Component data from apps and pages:
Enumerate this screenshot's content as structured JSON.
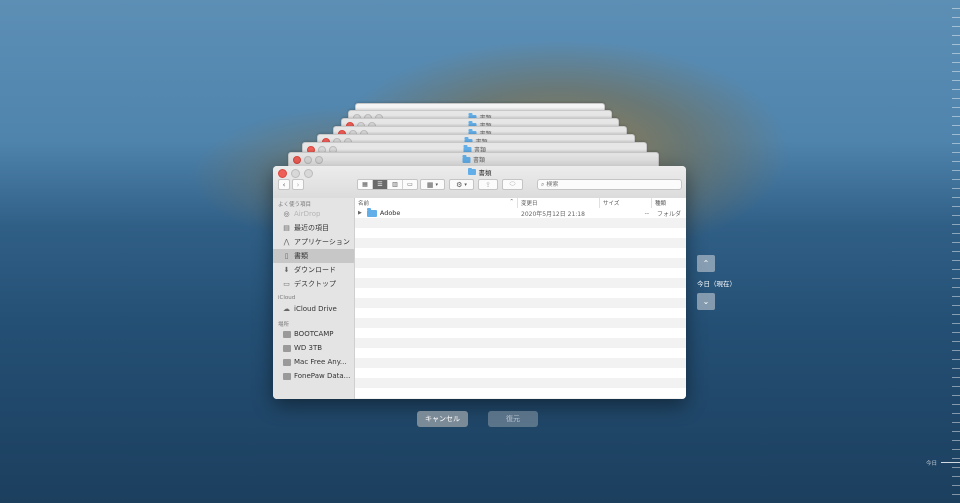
{
  "window": {
    "title": "書類"
  },
  "stacked_windows": [
    {
      "title": "書類"
    },
    {
      "title": "書類"
    },
    {
      "title": "書類"
    },
    {
      "title": "書類"
    },
    {
      "title": "書類"
    },
    {
      "title": "書類"
    }
  ],
  "toolbar": {
    "back": "‹",
    "forward": "›",
    "search_placeholder": "検索"
  },
  "sidebar": {
    "favorites_header": "よく使う項目",
    "favorites": [
      {
        "label": "AirDrop",
        "icon": "airdrop-icon"
      },
      {
        "label": "最近の項目",
        "icon": "recents-icon"
      },
      {
        "label": "アプリケーション",
        "icon": "applications-icon"
      },
      {
        "label": "書類",
        "icon": "documents-icon"
      },
      {
        "label": "ダウンロード",
        "icon": "downloads-icon"
      },
      {
        "label": "デスクトップ",
        "icon": "desktop-icon"
      }
    ],
    "icloud_header": "iCloud",
    "icloud": [
      {
        "label": "iCloud Drive",
        "icon": "cloud-icon"
      }
    ],
    "locations_header": "場所",
    "locations": [
      {
        "label": "BOOTCAMP",
        "icon": "disk-icon"
      },
      {
        "label": "WD 3TB",
        "icon": "disk-icon"
      },
      {
        "label": "Mac Free Any...",
        "icon": "disk-icon"
      },
      {
        "label": "FonePaw Data...",
        "icon": "disk-icon"
      }
    ]
  },
  "columns": {
    "name": "名前",
    "date": "変更日",
    "size": "サイズ",
    "kind": "種類"
  },
  "files": [
    {
      "name": "Adobe",
      "date": "2020年5月12日 21:18",
      "size": "--",
      "kind": "フォルダ"
    }
  ],
  "buttons": {
    "cancel": "キャンセル",
    "restore": "復元"
  },
  "timemachine": {
    "current": "今日（現在）",
    "ruler_label": "今日"
  }
}
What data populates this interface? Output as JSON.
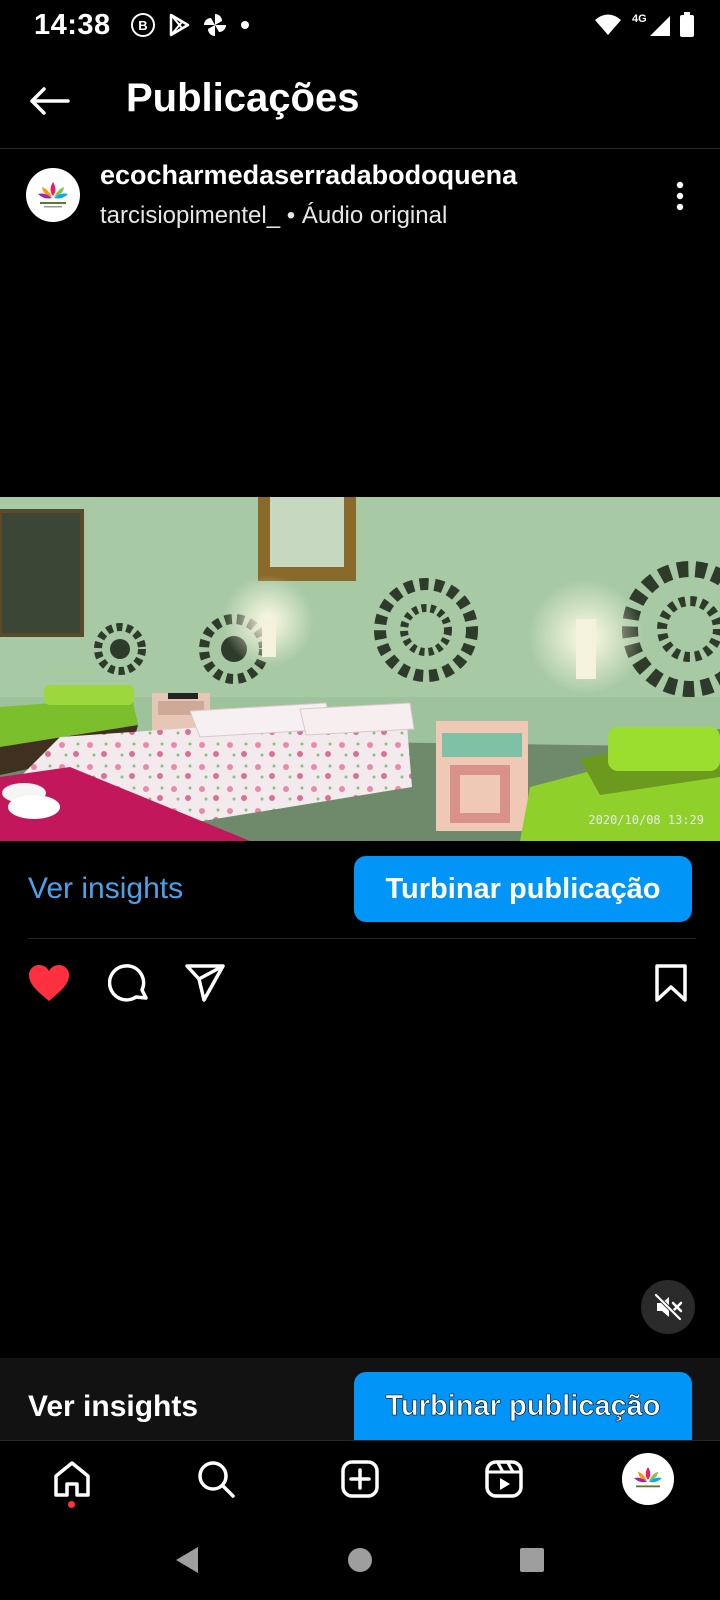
{
  "status_bar": {
    "time": "14:38",
    "network": "4G",
    "left_icons": [
      "b-badge-icon",
      "play-store-icon",
      "pinwheel-icon",
      "dot-icon"
    ],
    "right_icons": [
      "wifi-icon",
      "signal-icon",
      "battery-icon"
    ]
  },
  "header": {
    "title": "Publicações",
    "back_icon": "arrow-left-icon"
  },
  "post": {
    "username": "ecocharmedaserradabodoquena",
    "author": "tarcisiopimentel_",
    "separator": "•",
    "audio": "Áudio original",
    "media_timestamp": "2020/10/08  13:29",
    "media_description_colors": {
      "wall": "#9dbf9a",
      "bedspread": "#f2e6ea",
      "green_sheet": "#8fd12a",
      "red_blanket": "#c2185b"
    },
    "insights_label": "Ver insights",
    "boost_label": "Turbinar publicação",
    "liked": true,
    "actions": [
      "heart-icon",
      "comment-icon",
      "share-icon",
      "bookmark-icon"
    ]
  },
  "sticky_bar": {
    "insights_label": "Ver insights",
    "boost_label": "Turbinar publicação"
  },
  "bottom_nav": {
    "items": [
      "home-icon",
      "search-icon",
      "create-icon",
      "reels-icon",
      "profile-avatar"
    ]
  },
  "colors": {
    "accent": "#0095f6",
    "link": "#4aa3e8",
    "like": "#ff3040",
    "background": "#000000"
  }
}
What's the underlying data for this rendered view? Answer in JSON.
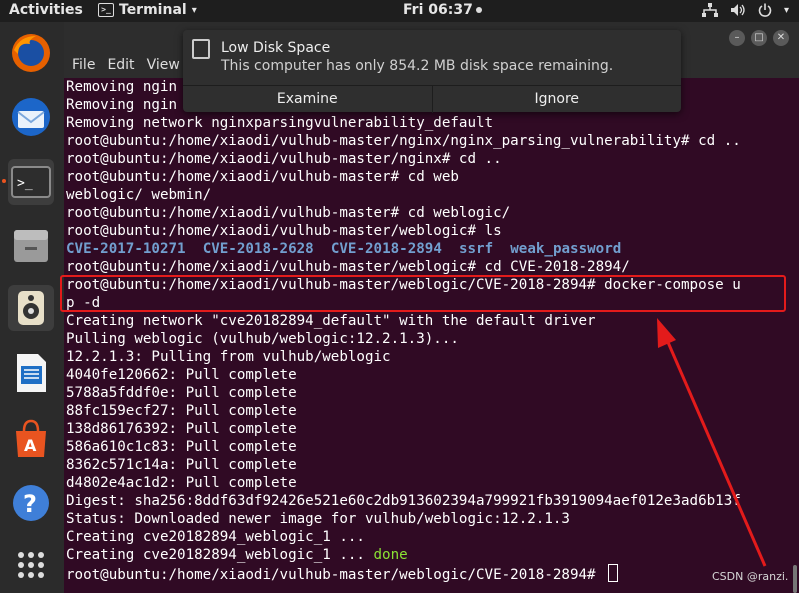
{
  "topbar": {
    "activities": "Activities",
    "app_name": "Terminal",
    "clock": "Fri 06:37"
  },
  "menu": [
    "File",
    "Edit",
    "View"
  ],
  "notification": {
    "title": "Low Disk Space",
    "body": "This computer has only 854.2 MB disk space remaining.",
    "buttons": [
      "Examine",
      "Ignore"
    ]
  },
  "terminal_lines": [
    "Removing ngin",
    "Removing ngin",
    "Removing network nginxparsingvulnerability_default",
    "root@ubuntu:/home/xiaodi/vulhub-master/nginx/nginx_parsing_vulnerability# cd ..",
    "root@ubuntu:/home/xiaodi/vulhub-master/nginx# cd ..",
    "root@ubuntu:/home/xiaodi/vulhub-master# cd web",
    "weblogic/ webmin/",
    "root@ubuntu:/home/xiaodi/vulhub-master# cd weblogic/",
    "root@ubuntu:/home/xiaodi/vulhub-master/weblogic# ls",
    "__LS__",
    "root@ubuntu:/home/xiaodi/vulhub-master/weblogic# cd CVE-2018-2894/",
    "root@ubuntu:/home/xiaodi/vulhub-master/weblogic/CVE-2018-2894# docker-compose u",
    "p -d",
    "Creating network \"cve20182894_default\" with the default driver",
    "Pulling weblogic (vulhub/weblogic:12.2.1.3)...",
    "12.2.1.3: Pulling from vulhub/weblogic",
    "4040fe120662: Pull complete",
    "5788a5fddf0e: Pull complete",
    "88fc159ecf27: Pull complete",
    "138d86176392: Pull complete",
    "586a610c1c83: Pull complete",
    "8362c571c14a: Pull complete",
    "d4802e4ac1d2: Pull complete",
    "Digest: sha256:8ddf63df92426e521e60c2db913602394a799921fb3919094aef012e3ad6b13f",
    "Status: Downloaded newer image for vulhub/weblogic:12.2.1.3",
    "Creating cve20182894_weblogic_1 ...",
    "__DONE__",
    "root@ubuntu:/home/xiaodi/vulhub-master/weblogic/CVE-2018-2894# "
  ],
  "ls_output": [
    "CVE-2017-10271",
    "CVE-2018-2628",
    "CVE-2018-2894",
    "ssrf",
    "weak_password"
  ],
  "creating_line": {
    "text": "Creating cve20182894_weblogic_1 ... ",
    "status": "done"
  },
  "watermark": "CSDN @ranzi.",
  "colors": {
    "background": "#300a24",
    "directory": "#729fcf",
    "done": "#8ae234",
    "highlight": "#e31b1b"
  },
  "dock_icons": [
    "firefox-icon",
    "thunderbird-icon",
    "terminal-icon",
    "files-icon",
    "rhythmbox-icon",
    "libreoffice-writer-icon",
    "software-icon",
    "help-icon",
    "show-apps-icon"
  ]
}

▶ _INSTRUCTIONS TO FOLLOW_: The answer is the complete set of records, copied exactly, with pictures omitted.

▶ _EXERCISE OUTPUT_:
Enumerate this screenshot's content as structured JSON.
{
  "window": {
    "title": "書類"
  },
  "stacked_windows": [
    {
      "title": "書類"
    },
    {
      "title": "書類"
    },
    {
      "title": "書類"
    },
    {
      "title": "書類"
    },
    {
      "title": "書類"
    },
    {
      "title": "書類"
    }
  ],
  "toolbar": {
    "back": "‹",
    "forward": "›",
    "search_placeholder": "検索"
  },
  "sidebar": {
    "favorites_header": "よく使う項目",
    "favorites": [
      {
        "label": "AirDrop",
        "icon": "airdrop-icon"
      },
      {
        "label": "最近の項目",
        "icon": "recents-icon"
      },
      {
        "label": "アプリケーション",
        "icon": "applications-icon"
      },
      {
        "label": "書類",
        "icon": "documents-icon"
      },
      {
        "label": "ダウンロード",
        "icon": "downloads-icon"
      },
      {
        "label": "デスクトップ",
        "icon": "desktop-icon"
      }
    ],
    "icloud_header": "iCloud",
    "icloud": [
      {
        "label": "iCloud Drive",
        "icon": "cloud-icon"
      }
    ],
    "locations_header": "場所",
    "locations": [
      {
        "label": "BOOTCAMP",
        "icon": "disk-icon"
      },
      {
        "label": "WD 3TB",
        "icon": "disk-icon"
      },
      {
        "label": "Mac Free Any...",
        "icon": "disk-icon"
      },
      {
        "label": "FonePaw Data...",
        "icon": "disk-icon"
      }
    ]
  },
  "columns": {
    "name": "名前",
    "date": "変更日",
    "size": "サイズ",
    "kind": "種類"
  },
  "files": [
    {
      "name": "Adobe",
      "date": "2020年5月12日 21:18",
      "size": "--",
      "kind": "フォルダ"
    }
  ],
  "buttons": {
    "cancel": "キャンセル",
    "restore": "復元"
  },
  "timemachine": {
    "current": "今日（現在）",
    "ruler_label": "今日"
  }
}
What data populates this interface? Output as JSON.
{
  "status_bar": {
    "time": "14:38",
    "network": "4G",
    "left_icons": [
      "b-badge-icon",
      "play-store-icon",
      "pinwheel-icon",
      "dot-icon"
    ],
    "right_icons": [
      "wifi-icon",
      "signal-icon",
      "battery-icon"
    ]
  },
  "header": {
    "title": "Publicações",
    "back_icon": "arrow-left-icon"
  },
  "post": {
    "username": "ecocharmedaserradabodoquena",
    "author": "tarcisiopimentel_",
    "separator": "•",
    "audio": "Áudio original",
    "media_timestamp": "2020/10/08  13:29",
    "media_description_colors": {
      "wall": "#9dbf9a",
      "bedspread": "#f2e6ea",
      "green_sheet": "#8fd12a",
      "red_blanket": "#c2185b"
    },
    "insights_label": "Ver insights",
    "boost_label": "Turbinar publicação",
    "liked": true,
    "actions": [
      "heart-icon",
      "comment-icon",
      "share-icon",
      "bookmark-icon"
    ]
  },
  "sticky_bar": {
    "insights_label": "Ver insights",
    "boost_label": "Turbinar publicação"
  },
  "bottom_nav": {
    "items": [
      "home-icon",
      "search-icon",
      "create-icon",
      "reels-icon",
      "profile-avatar"
    ]
  },
  "colors": {
    "accent": "#0095f6",
    "link": "#4aa3e8",
    "like": "#ff3040",
    "background": "#000000"
  }
}
What's the underlying data for this rendered view? Answer in JSON.
{
  "topbar": {
    "activities": "Activities",
    "app_name": "Terminal",
    "clock": "Fri 06:37"
  },
  "menu": [
    "File",
    "Edit",
    "View"
  ],
  "notification": {
    "title": "Low Disk Space",
    "body": "This computer has only 854.2 MB disk space remaining.",
    "buttons": [
      "Examine",
      "Ignore"
    ]
  },
  "terminal_lines": [
    "Removing ngin",
    "Removing ngin",
    "Removing network nginxparsingvulnerability_default",
    "root@ubuntu:/home/xiaodi/vulhub-master/nginx/nginx_parsing_vulnerability# cd ..",
    "root@ubuntu:/home/xiaodi/vulhub-master/nginx# cd ..",
    "root@ubuntu:/home/xiaodi/vulhub-master# cd web",
    "weblogic/ webmin/",
    "root@ubuntu:/home/xiaodi/vulhub-master# cd weblogic/",
    "root@ubuntu:/home/xiaodi/vulhub-master/weblogic# ls",
    "__LS__",
    "root@ubuntu:/home/xiaodi/vulhub-master/weblogic# cd CVE-2018-2894/",
    "root@ubuntu:/home/xiaodi/vulhub-master/weblogic/CVE-2018-2894# docker-compose u",
    "p -d",
    "Creating network \"cve20182894_default\" with the default driver",
    "Pulling weblogic (vulhub/weblogic:12.2.1.3)...",
    "12.2.1.3: Pulling from vulhub/weblogic",
    "4040fe120662: Pull complete",
    "5788a5fddf0e: Pull complete",
    "88fc159ecf27: Pull complete",
    "138d86176392: Pull complete",
    "586a610c1c83: Pull complete",
    "8362c571c14a: Pull complete",
    "d4802e4ac1d2: Pull complete",
    "Digest: sha256:8ddf63df92426e521e60c2db913602394a799921fb3919094aef012e3ad6b13f",
    "Status: Downloaded newer image for vulhub/weblogic:12.2.1.3",
    "Creating cve20182894_weblogic_1 ...",
    "__DONE__",
    "root@ubuntu:/home/xiaodi/vulhub-master/weblogic/CVE-2018-2894# "
  ],
  "ls_output": [
    "CVE-2017-10271",
    "CVE-2018-2628",
    "CVE-2018-2894",
    "ssrf",
    "weak_password"
  ],
  "creating_line": {
    "text": "Creating cve20182894_weblogic_1 ... ",
    "status": "done"
  },
  "watermark": "CSDN @ranzi.",
  "colors": {
    "background": "#300a24",
    "directory": "#729fcf",
    "done": "#8ae234",
    "highlight": "#e31b1b"
  },
  "dock_icons": [
    "firefox-icon",
    "thunderbird-icon",
    "terminal-icon",
    "files-icon",
    "rhythmbox-icon",
    "libreoffice-writer-icon",
    "software-icon",
    "help-icon",
    "show-apps-icon"
  ]
}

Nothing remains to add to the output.